I work on a movie in a darkened room with no feedback, or anyone else watching it. So it can be shocking to see what a preview audience finds funny. I’ve watched “The Neon Demon” with an audience, and I think humor was just about the last thing that revealed itself to them. So I’m not so sure how “funny” “Neon Demon” is, and I didn’t try to play it that way. I think you could describe the score as being flamboyant and exuberant. I also wanted to play up the “kitsch” factor, though I hate to use that word. But there is a campy quality to “Neon Demon,” which inspired me as well to use that 70’s approach.
Do you think in terms of your composer-director collaborations that Nicolas has the most common with Steven Soderbergh’
That’s a tough one, but I think so. Both like ambient, textural and atmospheric music – simple music that generally doesn’t say too much. But that changed for Nicolas with “The Neon Demon.” As directors, I think he and Steven couldn’t be more disparate. Their cinematic influences, and they way they’ve evolved as filmmakers, are very different. Steven is very super-realistic, while Nicolas is super-surreal. I think he’s come to rely on less and less dialogue with each film. When it comes to styles, Nicolas likes electronic music. Steven was never a very electronic guy until “Contagion” came along.
Nicolas’ movies come with a lot of outrage, no more so than with “The Neon Demon.” Do you ever find yourself shocked by his work, and do you think that controversy is a big selling point of his movies?
Ever since I watched Ryan Gosling stomp someone’s head in with “Drive,” I’m not shocked by anything in Nicolas’ films. If he isn’t trying to irritate somebody, then I don’t think he’s doing a very good job. I’ve thought the same thing about music. I’ve always enjoyed music that was controversial. I always gravitated towards music that my parents would hate. That was very useful in my collaborations with Nicolas. He’s on that edge, and part of his appeal is that he’s doing something “wrong.” I think that’s probably a good thing.
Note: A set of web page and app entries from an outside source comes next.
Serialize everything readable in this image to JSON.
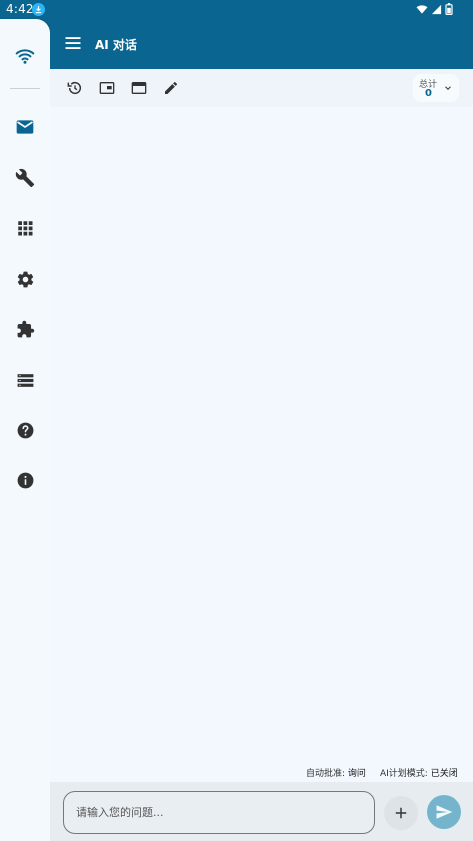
{
  "status_bar": {
    "time": "4:42"
  },
  "app_bar": {
    "title": "AI 对话"
  },
  "nav_rail": {
    "items": [
      {
        "name": "wifi",
        "icon": "wifi-icon"
      },
      {
        "name": "messages",
        "icon": "mail-icon",
        "selected": true
      },
      {
        "name": "tools",
        "icon": "wrench-icon"
      },
      {
        "name": "apps",
        "icon": "grid-icon"
      },
      {
        "name": "settings",
        "icon": "gear-icon"
      },
      {
        "name": "extensions",
        "icon": "puzzle-icon"
      },
      {
        "name": "list",
        "icon": "list-icon"
      },
      {
        "name": "help",
        "icon": "help-icon"
      },
      {
        "name": "info",
        "icon": "info-icon"
      }
    ]
  },
  "toolbar": {
    "tools": [
      "history-icon",
      "picture-in-picture-icon",
      "window-icon",
      "edit-icon"
    ],
    "total_label": "总计",
    "total_value": "0"
  },
  "status": {
    "auto_approve_label": "自动批准:",
    "auto_approve_value": "询问",
    "plan_mode_label": "AI计划模式:",
    "plan_mode_value": "已关闭"
  },
  "composer": {
    "placeholder": "请输入您的问题..."
  },
  "colors": {
    "primary": "#0a6690",
    "rail_bg": "#f3f9fd",
    "send_button": "#74b5cd"
  }
}
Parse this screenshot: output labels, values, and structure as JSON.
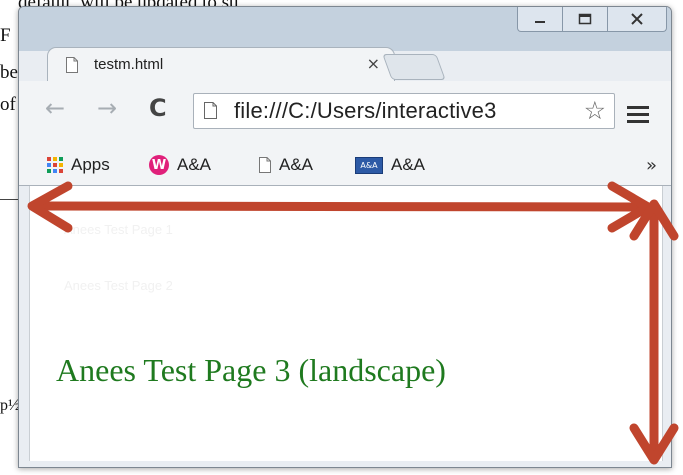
{
  "background_doc": {
    "lines": [
      "default, will be updated to su",
      "F",
      "be",
      "of"
    ],
    "fragment_left": "p½"
  },
  "window": {
    "controls": {
      "minimize_icon": "minimize-icon",
      "restore_icon": "restore-icon",
      "close_icon": "close-icon"
    },
    "tab": {
      "title": "testm.html",
      "close": "×"
    },
    "toolbar": {
      "back_icon": "←",
      "forward_icon": "→",
      "reload_icon": "C",
      "url": "file:///C:/Users/interactive3",
      "star_icon": "☆"
    },
    "bookmarks": {
      "items": [
        {
          "label": "Apps",
          "icon": "apps-grid-icon"
        },
        {
          "label": "A&A",
          "icon": "w-logo-icon"
        },
        {
          "label": "A&A",
          "icon": "page-icon"
        },
        {
          "label": "A&A",
          "icon": "aa-logo-icon",
          "icon_text": "A&A"
        }
      ],
      "overflow": "»"
    }
  },
  "page": {
    "heading": "Anees Test Page 3 (landscape)",
    "faint_lines": [
      "Anees Test Page 1",
      "Anees Test Page 2"
    ]
  },
  "colors": {
    "heading": "#1f7a1f",
    "arrow": "#c0452d",
    "accent_w_icon": "#e0207a",
    "aa_icon": "#2d5aa6"
  }
}
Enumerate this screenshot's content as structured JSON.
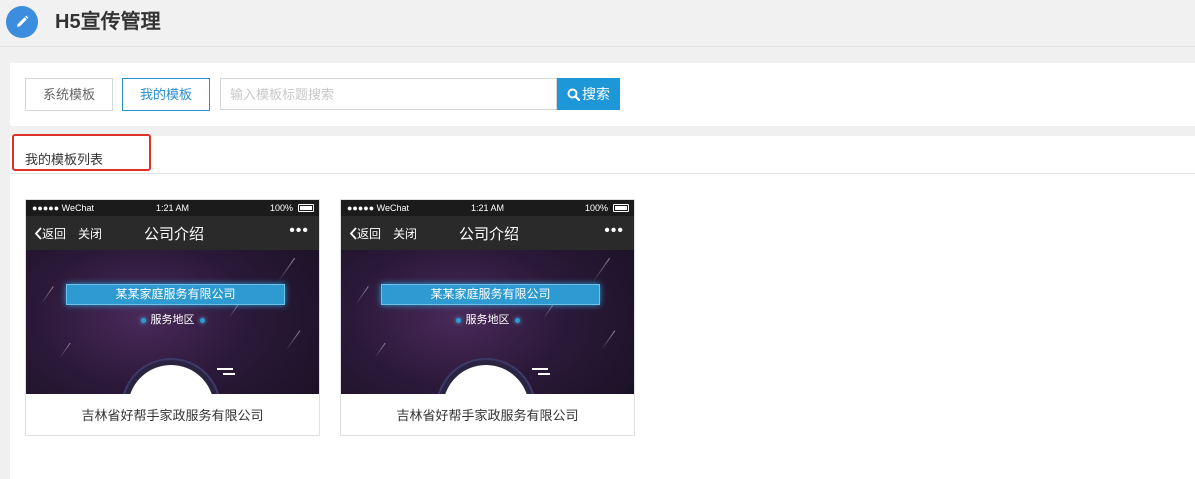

What do you want people to get from the score of “The Neon Demon,” especially given the score’s expanded presence in it?
I think the ultimate compliment, and Nicolas would likely disagree with this a lot, would be to repeat the “Drive” experience. That felt like the kind of minimalist, ambient and electronic score I’d been doing for years, ever since “Sex, Lies and Videotape.” And for some reason, “Drive” became the most popular soundtrack album I’d ever been a part of. I think a lot of that has to do with the songs. In the end, the whole experience of “The Neon Demon” was truly remarkable. To repeat that in the same way as “Drive” would be fine with me!
“The Neon Demon” opens June 24th, with its soundtrack available on Milan Records
Buy the score to “The Neon Demon” HERE
Buy the score to “Drive” HERE
Buy the score to “Only God Forgives” HERE
Buy the score to “My Life Directed By Nicolas Winding Refn” HERE
Visit Cliff Martinez’s website HERE